Ethnic Setos say they are not satisfied with the official outline of Estonia depicted on the euro coins as it leaves off the half of the southeastern region annexed by Stalin in the 1940s and never returned.
"It does not show the areas on the other side of the Narva River, most of the Seto region is missing," said Seto community leader Ahto Raudoja. "This is the Estonian Soviet Socialist Republic border. If currency is a symbol that should introduce culture or history, it is currently incomplete."
There is a cognitive dissonance at the tourism information centre in Värska, a Seto town: prices are in euros but some of the merchandise - such as a board game that "takes" visitors to eastern Seto villages - intimates a united region.
The complaints about the country's altered silhouette were first aired six years ago, long before the euro changeover or a new border treaty with Russia were on the horizon.

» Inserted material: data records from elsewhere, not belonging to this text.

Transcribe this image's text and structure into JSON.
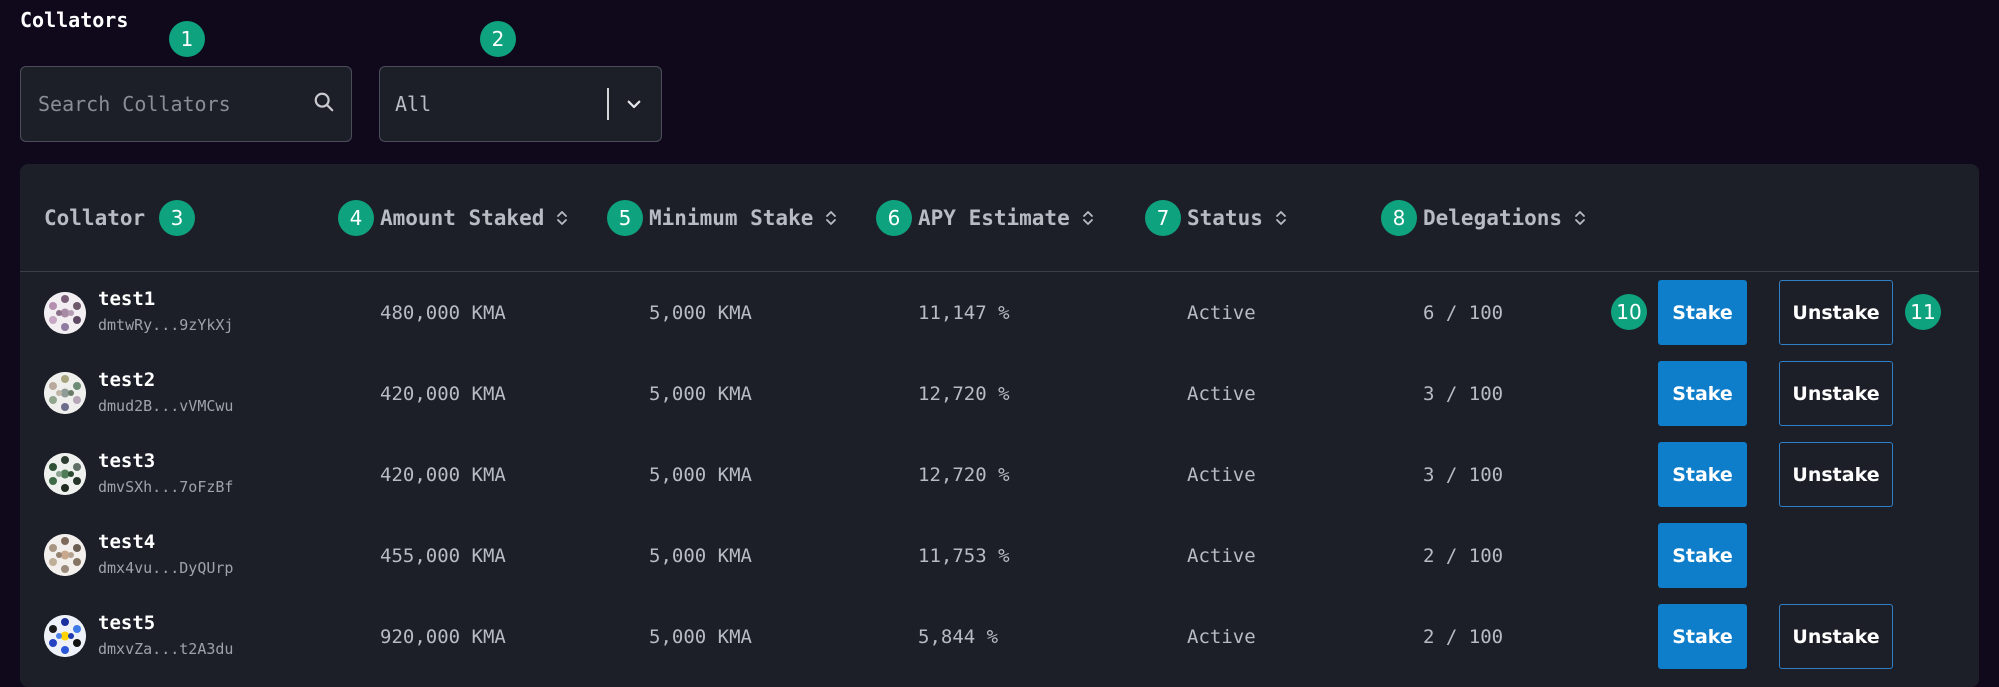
{
  "title": "Collators",
  "search": {
    "placeholder": "Search Collators",
    "icon": "search-icon"
  },
  "filter": {
    "selected": "All",
    "icon": "chevron-down-icon"
  },
  "annotations": [
    "1",
    "2",
    "3",
    "4",
    "5",
    "6",
    "7",
    "8",
    "10",
    "11"
  ],
  "table": {
    "columns": [
      "Collator",
      "Amount Staked",
      "Minimum Stake",
      "APY Estimate",
      "Status",
      "Delegations"
    ],
    "rows": [
      {
        "name": "test1",
        "address": "dmtwRy...9zYkXj",
        "amount_staked": "480,000 KMA",
        "minimum_stake": "5,000 KMA",
        "apy": "11,147 %",
        "status": "Active",
        "delegations": "6 / 100",
        "stake_label": "Stake",
        "unstake_label": "Unstake"
      },
      {
        "name": "test2",
        "address": "dmud2B...vVMCwu",
        "amount_staked": "420,000 KMA",
        "minimum_stake": "5,000 KMA",
        "apy": "12,720 %",
        "status": "Active",
        "delegations": "3 / 100",
        "stake_label": "Stake",
        "unstake_label": "Unstake"
      },
      {
        "name": "test3",
        "address": "dmvSXh...7oFzBf",
        "amount_staked": "420,000 KMA",
        "minimum_stake": "5,000 KMA",
        "apy": "12,720 %",
        "status": "Active",
        "delegations": "3 / 100",
        "stake_label": "Stake",
        "unstake_label": "Unstake"
      },
      {
        "name": "test4",
        "address": "dmx4vu...DyQUrp",
        "amount_staked": "455,000 KMA",
        "minimum_stake": "5,000 KMA",
        "apy": "11,753 %",
        "status": "Active",
        "delegations": "2 / 100",
        "stake_label": "Stake",
        "unstake_label": null
      },
      {
        "name": "test5",
        "address": "dmxvZa...t2A3du",
        "amount_staked": "920,000 KMA",
        "minimum_stake": "5,000 KMA",
        "apy": "5,844 %",
        "status": "Active",
        "delegations": "2 / 100",
        "stake_label": "Stake",
        "unstake_label": "Unstake"
      }
    ]
  },
  "colors": {
    "background": "#10091c",
    "panel": "#1d1f28",
    "annotation_badge": "#0ea37e",
    "stake_button": "#0e7ecb",
    "unstake_border": "#2f7fc6"
  }
}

Winner of Estonia's euro coin design competition Lembit Lõhmus said he altered the initial design slightly, but that his intention was never to draw the post-Tartu peace treaty borders.
In the Tartu Peace Treaty, Russia recognized the country's 1920 borders "for ever," but the new border treaty signed but not ratified by Russia recognizes the de facto boundary.